Researchers examined a molecular matrix, a hydrogel, to deliver muscle stem cells called muscle satellite cells (MuSCs) directly to injured muscle tissue in patients whose muscles don't regenerate well. In lab experiments on mice, the hydrogel successfully delivered MuSCs to injured, aged muscle tissue and boosted the healing process while protecting the stem cells from harsh immune reactions.
A car accident leaves an aging patient with severe muscle injuries that won't heal. Treatment with muscle stem cells from a donor might restore damaged tissue, but doctors are unable to deliver them effectively. A new method may help change this. The study was published in the journal Science Advances.

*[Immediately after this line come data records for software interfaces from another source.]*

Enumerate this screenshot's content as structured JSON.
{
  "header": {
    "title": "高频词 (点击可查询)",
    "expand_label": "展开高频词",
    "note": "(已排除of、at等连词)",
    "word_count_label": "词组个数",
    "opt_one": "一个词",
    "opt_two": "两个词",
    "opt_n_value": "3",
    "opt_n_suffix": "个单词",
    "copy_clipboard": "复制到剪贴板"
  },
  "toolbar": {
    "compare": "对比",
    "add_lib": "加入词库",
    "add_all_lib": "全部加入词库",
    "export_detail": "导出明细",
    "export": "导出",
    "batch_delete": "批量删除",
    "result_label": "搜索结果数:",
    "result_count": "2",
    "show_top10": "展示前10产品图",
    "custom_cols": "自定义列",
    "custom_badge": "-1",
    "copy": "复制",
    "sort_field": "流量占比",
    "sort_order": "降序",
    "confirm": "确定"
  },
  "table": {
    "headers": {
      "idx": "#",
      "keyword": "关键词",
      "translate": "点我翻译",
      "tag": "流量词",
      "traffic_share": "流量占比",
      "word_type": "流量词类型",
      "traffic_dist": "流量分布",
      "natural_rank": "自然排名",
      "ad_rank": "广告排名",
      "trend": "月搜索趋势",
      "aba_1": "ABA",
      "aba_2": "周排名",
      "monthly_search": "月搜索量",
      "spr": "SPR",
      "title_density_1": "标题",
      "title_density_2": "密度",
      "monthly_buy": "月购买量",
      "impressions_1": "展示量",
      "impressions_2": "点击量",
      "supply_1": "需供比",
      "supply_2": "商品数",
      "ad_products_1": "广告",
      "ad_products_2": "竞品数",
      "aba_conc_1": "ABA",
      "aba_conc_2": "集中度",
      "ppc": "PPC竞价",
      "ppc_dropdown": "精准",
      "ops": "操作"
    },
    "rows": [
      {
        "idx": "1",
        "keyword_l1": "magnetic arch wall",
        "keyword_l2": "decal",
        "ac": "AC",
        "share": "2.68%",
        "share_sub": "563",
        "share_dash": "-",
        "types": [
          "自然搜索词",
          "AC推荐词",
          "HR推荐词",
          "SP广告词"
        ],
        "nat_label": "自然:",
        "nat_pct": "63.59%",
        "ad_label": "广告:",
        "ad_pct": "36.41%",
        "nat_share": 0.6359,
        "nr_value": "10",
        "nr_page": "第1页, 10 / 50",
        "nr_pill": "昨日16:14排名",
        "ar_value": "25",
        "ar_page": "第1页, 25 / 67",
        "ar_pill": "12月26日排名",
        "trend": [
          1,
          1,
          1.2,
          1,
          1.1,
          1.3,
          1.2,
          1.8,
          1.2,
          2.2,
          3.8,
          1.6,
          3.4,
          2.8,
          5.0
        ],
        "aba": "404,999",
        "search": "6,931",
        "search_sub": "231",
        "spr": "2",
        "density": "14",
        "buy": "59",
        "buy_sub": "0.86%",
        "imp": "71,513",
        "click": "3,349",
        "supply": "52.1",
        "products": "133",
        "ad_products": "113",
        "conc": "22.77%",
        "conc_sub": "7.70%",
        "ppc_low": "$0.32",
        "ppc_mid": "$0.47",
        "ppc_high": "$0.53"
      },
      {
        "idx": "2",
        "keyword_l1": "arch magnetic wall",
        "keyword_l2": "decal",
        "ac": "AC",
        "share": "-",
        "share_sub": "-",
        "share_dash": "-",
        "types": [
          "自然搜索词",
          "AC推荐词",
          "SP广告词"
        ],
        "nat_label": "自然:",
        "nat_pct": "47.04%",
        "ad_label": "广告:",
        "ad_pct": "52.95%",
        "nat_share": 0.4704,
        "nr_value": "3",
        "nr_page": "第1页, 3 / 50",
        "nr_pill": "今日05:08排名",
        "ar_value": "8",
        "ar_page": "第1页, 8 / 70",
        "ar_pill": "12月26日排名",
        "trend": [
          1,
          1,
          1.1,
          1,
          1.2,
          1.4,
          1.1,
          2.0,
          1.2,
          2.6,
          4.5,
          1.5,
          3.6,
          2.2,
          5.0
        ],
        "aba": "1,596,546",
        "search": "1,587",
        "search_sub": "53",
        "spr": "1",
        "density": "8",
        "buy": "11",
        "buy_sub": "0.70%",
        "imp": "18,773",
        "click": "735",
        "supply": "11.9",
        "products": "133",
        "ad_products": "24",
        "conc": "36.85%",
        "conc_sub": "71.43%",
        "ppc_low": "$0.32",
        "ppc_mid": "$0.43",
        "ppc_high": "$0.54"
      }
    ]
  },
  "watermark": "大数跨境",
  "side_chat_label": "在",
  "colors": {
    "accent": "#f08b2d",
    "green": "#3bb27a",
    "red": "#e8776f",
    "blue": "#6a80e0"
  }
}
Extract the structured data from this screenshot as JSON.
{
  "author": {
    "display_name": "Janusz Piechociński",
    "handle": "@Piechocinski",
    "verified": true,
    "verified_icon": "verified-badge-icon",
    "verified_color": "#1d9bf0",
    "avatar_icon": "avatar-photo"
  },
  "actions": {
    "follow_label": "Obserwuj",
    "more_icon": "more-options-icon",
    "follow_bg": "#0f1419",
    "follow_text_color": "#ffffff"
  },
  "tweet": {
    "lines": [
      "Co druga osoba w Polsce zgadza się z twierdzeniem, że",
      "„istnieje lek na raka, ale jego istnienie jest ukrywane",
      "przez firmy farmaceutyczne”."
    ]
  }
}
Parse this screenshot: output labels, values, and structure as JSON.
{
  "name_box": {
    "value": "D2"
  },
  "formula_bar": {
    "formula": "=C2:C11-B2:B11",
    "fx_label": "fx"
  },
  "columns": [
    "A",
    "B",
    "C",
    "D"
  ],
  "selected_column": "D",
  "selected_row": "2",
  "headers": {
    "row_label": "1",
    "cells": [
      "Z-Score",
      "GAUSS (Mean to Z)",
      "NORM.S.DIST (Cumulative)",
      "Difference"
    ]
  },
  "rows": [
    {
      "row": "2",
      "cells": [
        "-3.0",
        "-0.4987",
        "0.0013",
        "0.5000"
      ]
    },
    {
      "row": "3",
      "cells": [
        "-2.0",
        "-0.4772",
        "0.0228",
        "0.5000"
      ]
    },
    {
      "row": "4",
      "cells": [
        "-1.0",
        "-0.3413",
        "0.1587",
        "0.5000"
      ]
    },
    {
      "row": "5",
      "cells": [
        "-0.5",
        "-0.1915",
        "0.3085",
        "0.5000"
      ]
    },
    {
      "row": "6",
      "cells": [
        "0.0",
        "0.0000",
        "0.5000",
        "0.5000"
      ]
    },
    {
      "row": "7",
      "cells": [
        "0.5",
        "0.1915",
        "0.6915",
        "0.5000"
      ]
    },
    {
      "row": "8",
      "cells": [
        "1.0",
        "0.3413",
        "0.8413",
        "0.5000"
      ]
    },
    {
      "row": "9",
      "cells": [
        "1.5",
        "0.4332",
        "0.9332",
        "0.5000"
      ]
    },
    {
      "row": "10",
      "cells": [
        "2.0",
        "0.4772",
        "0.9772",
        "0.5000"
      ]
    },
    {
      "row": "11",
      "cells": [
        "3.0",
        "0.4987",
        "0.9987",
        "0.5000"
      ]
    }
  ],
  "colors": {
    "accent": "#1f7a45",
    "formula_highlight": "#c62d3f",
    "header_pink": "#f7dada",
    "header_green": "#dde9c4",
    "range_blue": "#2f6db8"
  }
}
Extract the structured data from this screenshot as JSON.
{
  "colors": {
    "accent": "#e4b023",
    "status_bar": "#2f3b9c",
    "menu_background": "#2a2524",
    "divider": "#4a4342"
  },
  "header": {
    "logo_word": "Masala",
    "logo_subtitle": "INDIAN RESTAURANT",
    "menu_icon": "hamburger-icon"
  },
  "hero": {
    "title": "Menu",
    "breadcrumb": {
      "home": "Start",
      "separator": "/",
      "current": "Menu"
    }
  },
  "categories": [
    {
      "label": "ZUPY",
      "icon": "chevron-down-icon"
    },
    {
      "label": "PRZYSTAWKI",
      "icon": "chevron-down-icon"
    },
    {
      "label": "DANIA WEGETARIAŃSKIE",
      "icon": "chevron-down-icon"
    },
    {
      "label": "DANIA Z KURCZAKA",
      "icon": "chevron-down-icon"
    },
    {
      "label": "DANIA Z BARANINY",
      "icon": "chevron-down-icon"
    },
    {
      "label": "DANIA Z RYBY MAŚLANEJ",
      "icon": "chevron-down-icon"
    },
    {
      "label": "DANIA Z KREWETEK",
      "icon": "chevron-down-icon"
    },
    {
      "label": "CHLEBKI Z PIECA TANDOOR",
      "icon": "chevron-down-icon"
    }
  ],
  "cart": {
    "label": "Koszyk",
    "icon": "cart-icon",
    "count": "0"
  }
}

The method was also successful in mice with a muscle tissue deficiency that emulated Duchene muscular dystrophy, and if research progresses, the new hydrogel therapy could one day save the lives of people suffering from the disease.
Inflammation war zone
Simply injecting additional muscle satellite cells into damaged, inflamed tissue has proven inefficient, in part because the stem cells encounter an immune system on the warpath. Any muscle injury is going to attract immune cells.
Typically, this would help muscle stem cells repair the damage. But in aged or dystrophic muscles, immune cells lead to the release of a lot of toxic chemicals like cytokines and free radicals that kill the new stem cells.
Only between 1 and 20 percent of injected MuSCs make it to damaged tissue, and those that do, arrive there weakened. Also, some tissue damage makes any injection unfeasible, thus the need for new delivery strategies.
Our new hydrogel protects the stem cells, which multiply and thrive inside the matrix. The gel is applied to the injured muscle, and the cells engraft onto the tissues and help them heal. Hydrogels often start out as water-based solutions of molecular components that resemble crosses, and other components that make the ends of the crosses attach to each other.
When the components come together, they fuse into molecular nets suspended in water, resulting in a material with the consistency of a gel. If stem cells or a drug are mixed into the solution, when the net, or matrix, forms, it ensnares the treatment for delivery and protects the payload from death or dissipation in the body.
The stem cells keep multiplying and thriving in the gel after it is applied. Then the hydrogel degrades and leaves behind the cells engrafted onto muscle tissue the way natural stem cells usually would be.
Stem cell breakdown
In younger, healthier patients, muscle satellite cells are part of the natural healing mechanism. Muscle satellite cells are resident stem cells in your skeletal muscles. They live on muscle strands like specks, and they're key players in making new muscle tissue.
Duchene Muscle Dystrophy
With this system we engineered, we think we can introduce donor cells to enhance the repair mechanism in injured older patients. We also want to get this to work in patients with Duchene muscular dystrophy.
Duchene muscular dystrophy is surprisingly frequent. About 1 in 3,500 boys get it. They eventually get respiratory defects that lead to death, so we hope to be able to use this to rebuild their diaphragm muscles. If the method goes to clinical trials, researchers will likely have to work around the potential for donor cell rejection in human patients.